Pay-Per-Click (PPC) ads serve the same purpose as display ads in the Yellow Pages. Lesser-known businesses or new businesses purchase PPC to gain prime location on the search results page. PPC ads have proven to be most successful for e-commerce cremation arrangement websites, as most of the businesses are new and need visibility from consumers as well as algorithms. Over time, PPC ads will give way to SEO as the businesses gain recognition.
Social media combines public relations and advertising. One reason funeral directors and owners frequent restaurants and clubs is to make themselves accessible to families. Just as doctors are asked health-related questions and lawyers are asked legal questions, funeral directors are asked about deathcare issues in these casual environments too. Social media makes this same direct contact available online. Instead of waiting for direct mail, social media encourages pre-need questions every day with the expectation of an immediate response. As such, consumers and advertisers have higher expectations from digital media than they would from direct mail, newspaper, or any other media.
Reviews represent word-of-mouth advertising. Senior retirees have depended upon one another for business references ever since they started moving to California and Florida to retire. From dry cleaners to butchers, insurance agents to funeral homes, retirees have always asked their neighbors for recommendations. They probably still do, but they also seek reviews and testimonials online. Reviews can be a challenge for funeral homes, just as they are for every professional service, but there are techniques for generating reviews. The fact that many funeral homes receive few — if any — makes the reviews even more valuable for the firms making the effort to generate reviews.
Geofencing offers accessibility no other traditional or digital media can. It literally takes your message inside hospice facilities, competitive funeral homes, hospitals, monument stores, or any physical location a consumer might visit — or even a special event such as a senior services or health care event. If a consumer’s phone is on while they are in the targeted location, they will receive your advertisements for days on their telephone. There is no other media to compare with geofencing, and it’s not particularly expensive; certainly, a lot less than a newspaper campaign of 70 placements annually.
All of these platforms and technologies offer tremendous opportunities, but the only way to generate results is through effective application, which is both a creative and technical challenge. Many digital marketers have the technical knowledge to place your ads, but they lack the funeral industry knowledge and creative capacity to create effective ads. PPC, website design and copy, social media, and geofencing all include advertisements, which involve video, copy, and still photos. Social media has moved on from advertisements with verbiage only. The preference is for video, but creative photography will also work. Just as you can create a newspaper ad with weak copy and graphics, you can waste a lot of money running poorly constructed advertisements on social media.

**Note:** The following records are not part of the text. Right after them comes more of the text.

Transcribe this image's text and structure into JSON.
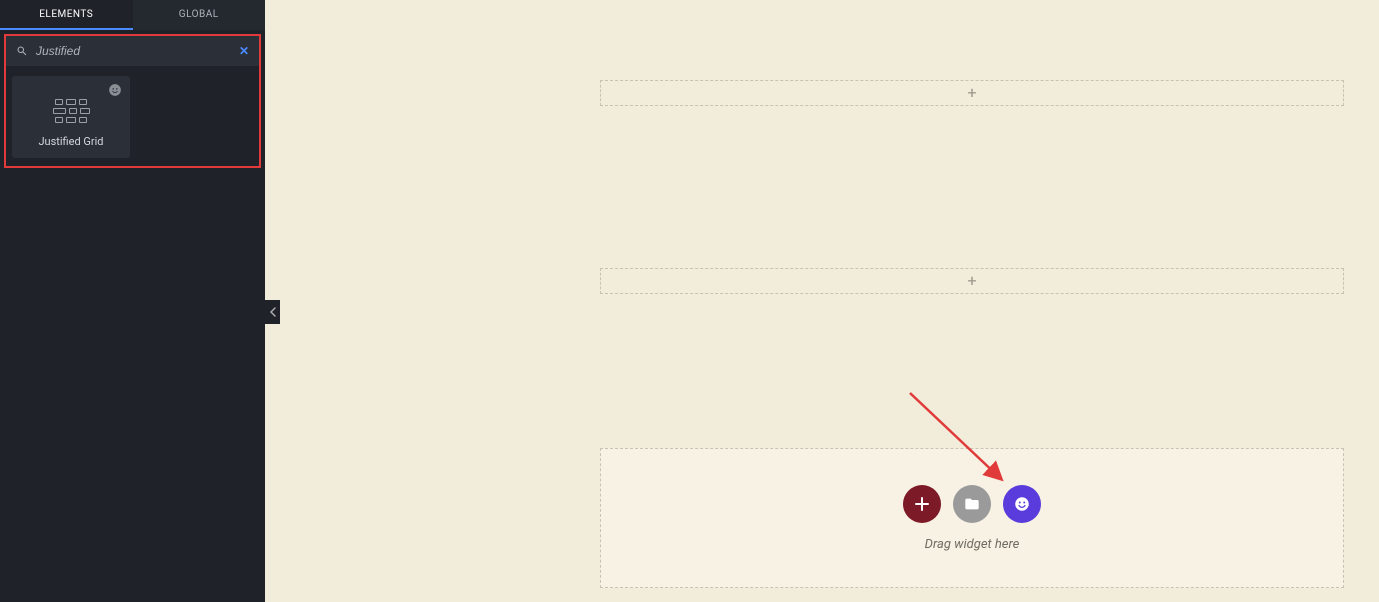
{
  "sidebar": {
    "tabs": {
      "elements": "ELEMENTS",
      "global": "GLOBAL"
    },
    "search": {
      "value": "Justified"
    },
    "widgets": [
      {
        "label": "Justified Grid"
      }
    ]
  },
  "canvas": {
    "drop_hint": "Drag widget here"
  }
}
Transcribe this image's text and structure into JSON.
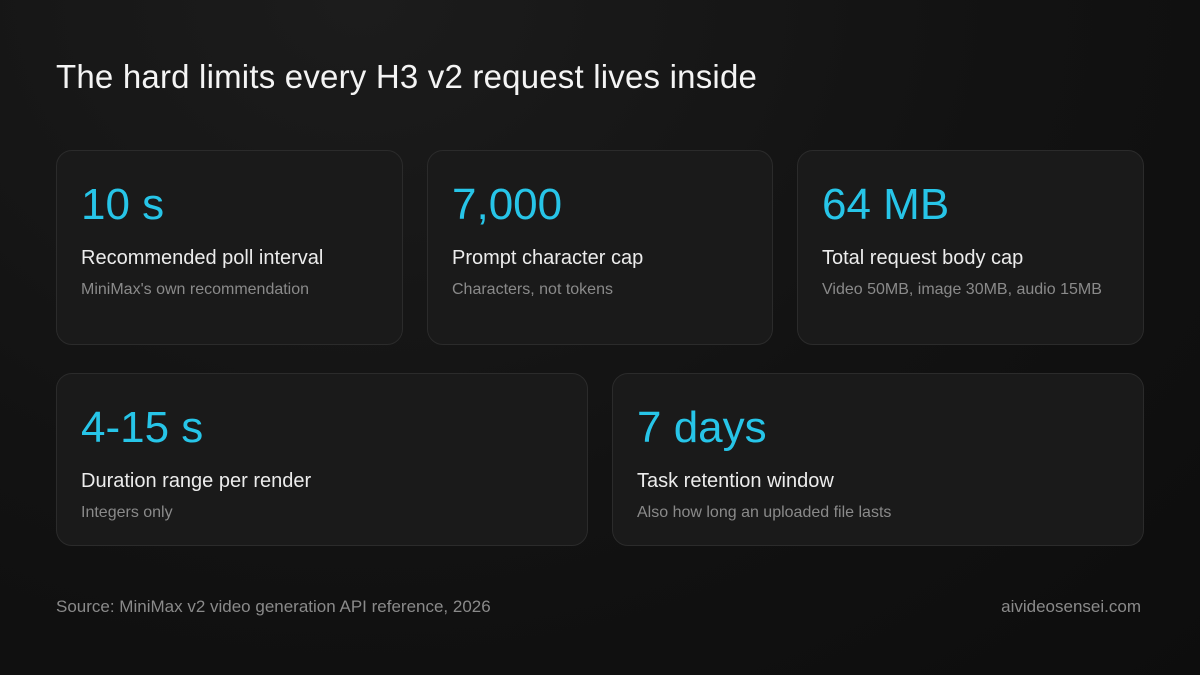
{
  "title": "The hard limits every H3 v2 request lives inside",
  "cards": [
    {
      "value": "10 s",
      "label": "Recommended poll interval",
      "note": "MiniMax's own recommendation"
    },
    {
      "value": "7,000",
      "label": "Prompt character cap",
      "note": "Characters, not tokens"
    },
    {
      "value": "64 MB",
      "label": "Total request body cap",
      "note": "Video 50MB, image 30MB, audio 15MB"
    },
    {
      "value": "4-15 s",
      "label": "Duration range per render",
      "note": "Integers only"
    },
    {
      "value": "7 days",
      "label": "Task retention window",
      "note": "Also how long an uploaded file lasts"
    }
  ],
  "footer": {
    "source": "Source: MiniMax v2 video generation API reference, 2026",
    "site": "aivideosensei.com"
  },
  "colors": {
    "accent": "#27c5e8",
    "background": "#121212",
    "card": "#1a1a1a"
  }
}
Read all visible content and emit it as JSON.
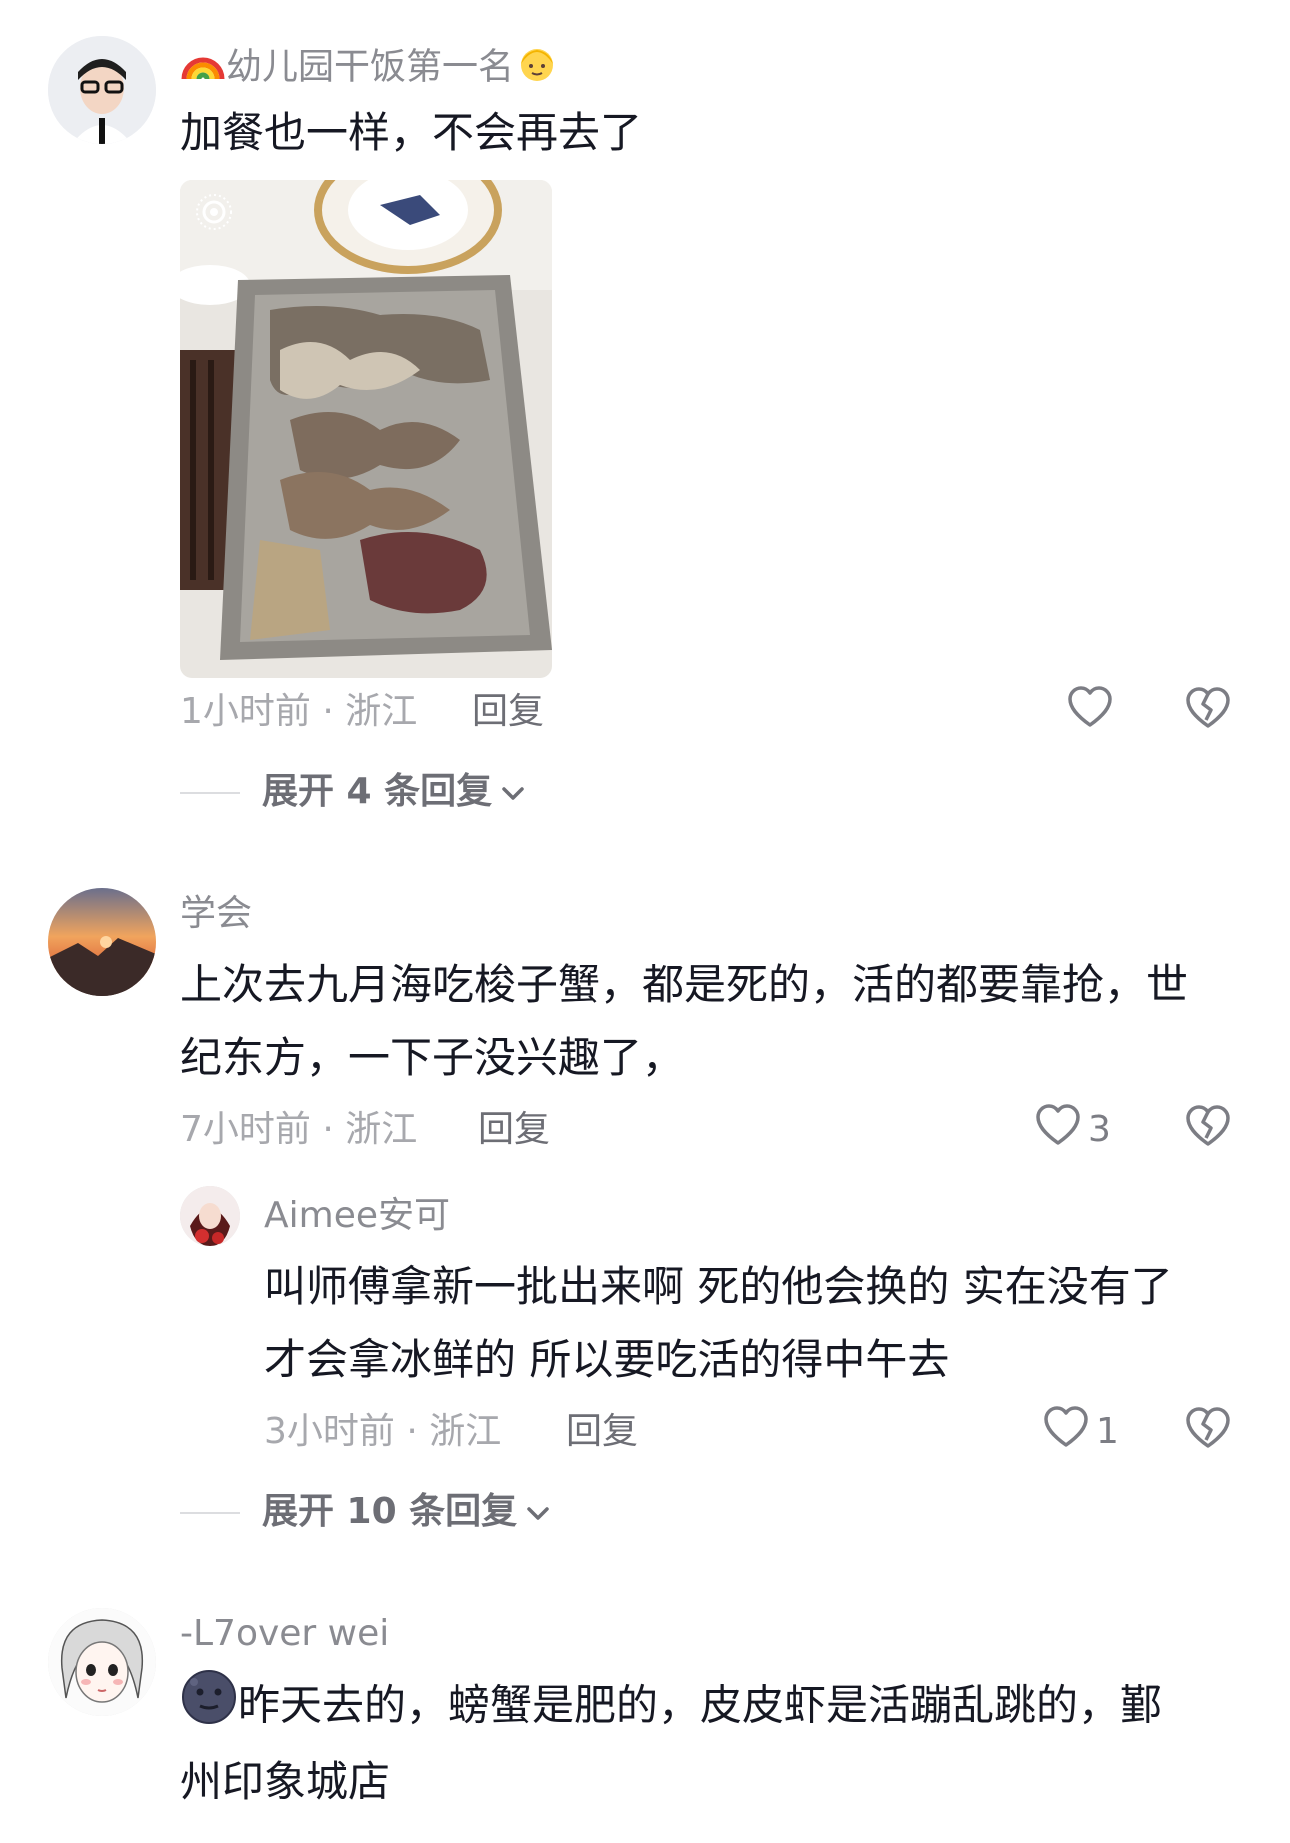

One might think creating a PPC ad or Facebook ad is simple, assuming anyone can write or post an ad — but every word and placement matters so much. Understanding the research and data behind what these ads can convert is critical, or you’re just running bad ads with no results.
Many funeral homes already have a social media profile, so they assume they have Facebook covered. However, without effective paid advertising incorporating high-quality video or graphic art designed to raise brand awareness, attract leads, or send traffic to your website, digital advertising can be a waste of time and money … and you may never find out what you’re doing wrong.